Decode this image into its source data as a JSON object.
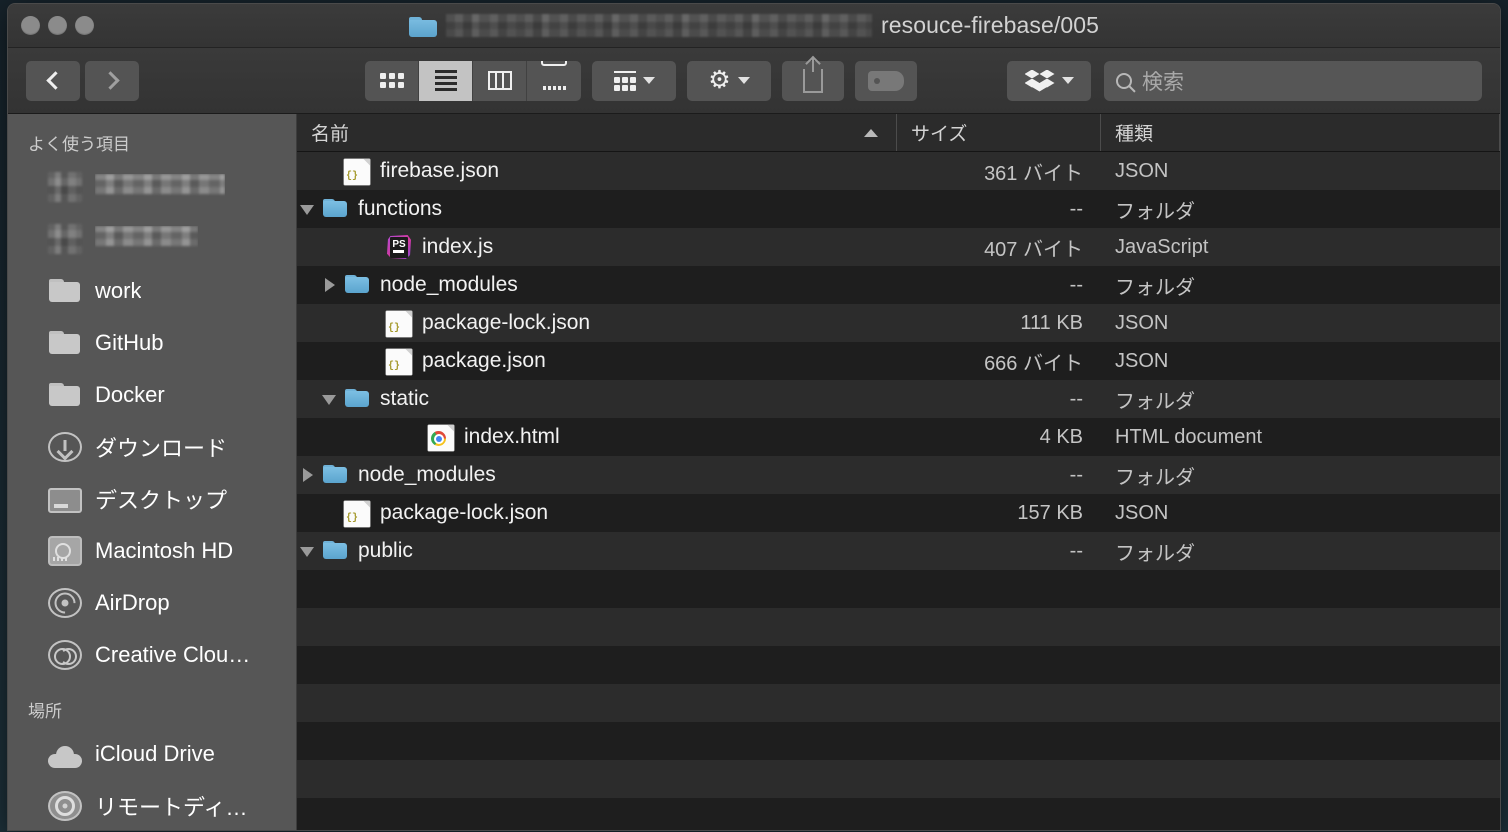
{
  "window": {
    "title_redacted_prefix": true,
    "title": "resouce-firebase/005",
    "traffic_lights": [
      "close",
      "minimize",
      "zoom"
    ]
  },
  "toolbar": {
    "back_label": "戻る",
    "forward_label": "進む",
    "view_buttons": [
      {
        "name": "icon-view",
        "icon": "grid-icon",
        "active": false
      },
      {
        "name": "list-view",
        "icon": "list-icon",
        "active": true
      },
      {
        "name": "column-view",
        "icon": "columns-icon",
        "active": false
      },
      {
        "name": "gallery-view",
        "icon": "gallery-icon",
        "active": false
      }
    ],
    "arrange_label": "グループ分け",
    "action_label": "操作",
    "share_label": "共有",
    "tags_label": "タグ",
    "dropbox_label": "Dropbox"
  },
  "search": {
    "placeholder": "検索",
    "value": ""
  },
  "sidebar": {
    "sections": [
      {
        "header": "よく使う項目",
        "items": [
          {
            "label": "",
            "icon": "redacted-icon",
            "redacted": true,
            "redact_width": "w1"
          },
          {
            "label": "",
            "icon": "redacted-icon",
            "redacted": true,
            "redact_width": "w2"
          },
          {
            "label": "work",
            "icon": "folder-icon"
          },
          {
            "label": "GitHub",
            "icon": "folder-icon"
          },
          {
            "label": "Docker",
            "icon": "folder-icon"
          },
          {
            "label": "ダウンロード",
            "icon": "downloads-icon"
          },
          {
            "label": "デスクトップ",
            "icon": "desktop-icon"
          },
          {
            "label": "Macintosh HD",
            "icon": "harddisk-icon"
          },
          {
            "label": "AirDrop",
            "icon": "airdrop-icon"
          },
          {
            "label": "Creative Clou…",
            "icon": "creative-cloud-icon"
          }
        ]
      },
      {
        "header": "場所",
        "items": [
          {
            "label": "iCloud Drive",
            "icon": "cloud-icon"
          },
          {
            "label": "リモートディ…",
            "icon": "disc-icon"
          }
        ]
      }
    ]
  },
  "filelist": {
    "columns": [
      {
        "key": "name",
        "label": "名前",
        "sorted": true,
        "sort_direction": "ascending"
      },
      {
        "key": "size",
        "label": "サイズ",
        "sorted": false
      },
      {
        "key": "kind",
        "label": "種類",
        "sorted": false
      }
    ],
    "rows": [
      {
        "name": "firebase.json",
        "size": "361 バイト",
        "kind": "JSON",
        "icon": "json-file-icon",
        "indent": 1,
        "disclosure": "none"
      },
      {
        "name": "functions",
        "size": "--",
        "kind": "フォルダ",
        "icon": "folder-icon",
        "indent": 0,
        "disclosure": "open"
      },
      {
        "name": "index.js",
        "size": "407 バイト",
        "kind": "JavaScript",
        "icon": "phpstorm-file-icon",
        "indent": 2,
        "disclosure": "none"
      },
      {
        "name": "node_modules",
        "size": "--",
        "kind": "フォルダ",
        "icon": "folder-icon",
        "indent": 1,
        "disclosure": "closed"
      },
      {
        "name": "package-lock.json",
        "size": "111 KB",
        "kind": "JSON",
        "icon": "json-file-icon",
        "indent": 2,
        "disclosure": "none"
      },
      {
        "name": "package.json",
        "size": "666 バイト",
        "kind": "JSON",
        "icon": "json-file-icon",
        "indent": 2,
        "disclosure": "none"
      },
      {
        "name": "static",
        "size": "--",
        "kind": "フォルダ",
        "icon": "folder-icon",
        "indent": 1,
        "disclosure": "open"
      },
      {
        "name": "index.html",
        "size": "4 KB",
        "kind": "HTML document",
        "icon": "chrome-file-icon",
        "indent": 3,
        "disclosure": "none"
      },
      {
        "name": "node_modules",
        "size": "--",
        "kind": "フォルダ",
        "icon": "folder-icon",
        "indent": 0,
        "disclosure": "closed"
      },
      {
        "name": "package-lock.json",
        "size": "157 KB",
        "kind": "JSON",
        "icon": "json-file-icon",
        "indent": 1,
        "disclosure": "none"
      },
      {
        "name": "public",
        "size": "--",
        "kind": "フォルダ",
        "icon": "folder-icon",
        "indent": 0,
        "disclosure": "open"
      }
    ],
    "empty_row_count": 7
  },
  "colors": {
    "window_chrome": "#383838",
    "sidebar_bg": "#565656",
    "list_bg": "#1e1e1e",
    "list_stripe": "#2c2c2c",
    "folder_blue": "#6fb2d8",
    "text_primary": "#f2f2f2",
    "text_secondary": "#c4c4c4"
  }
}
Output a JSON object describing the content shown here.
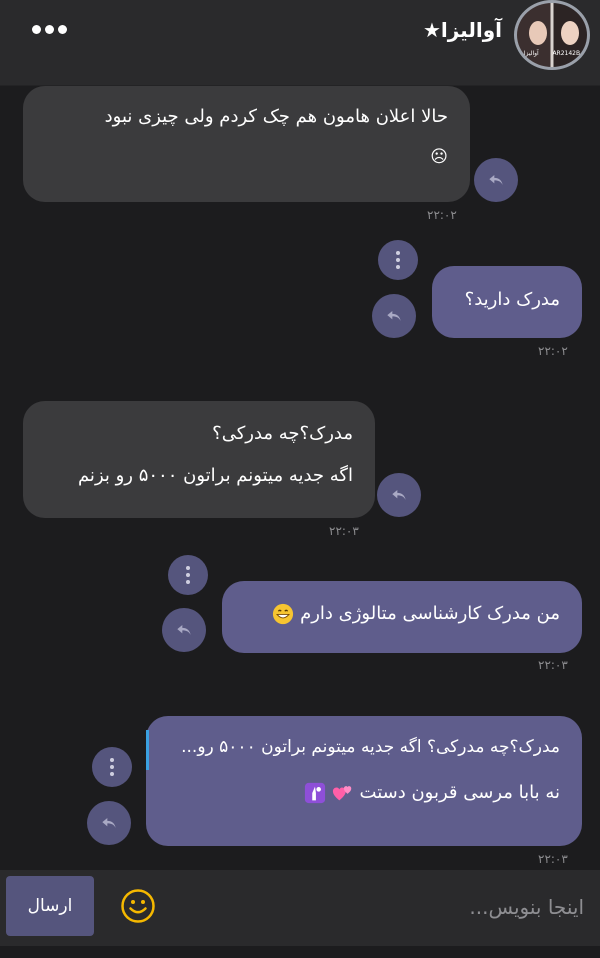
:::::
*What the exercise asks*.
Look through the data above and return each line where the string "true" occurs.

*Reply*.
    "title_redacted_prefix": true,
        "active": true
            "redacted": true,
            "redacted": true,
        "sorted": true,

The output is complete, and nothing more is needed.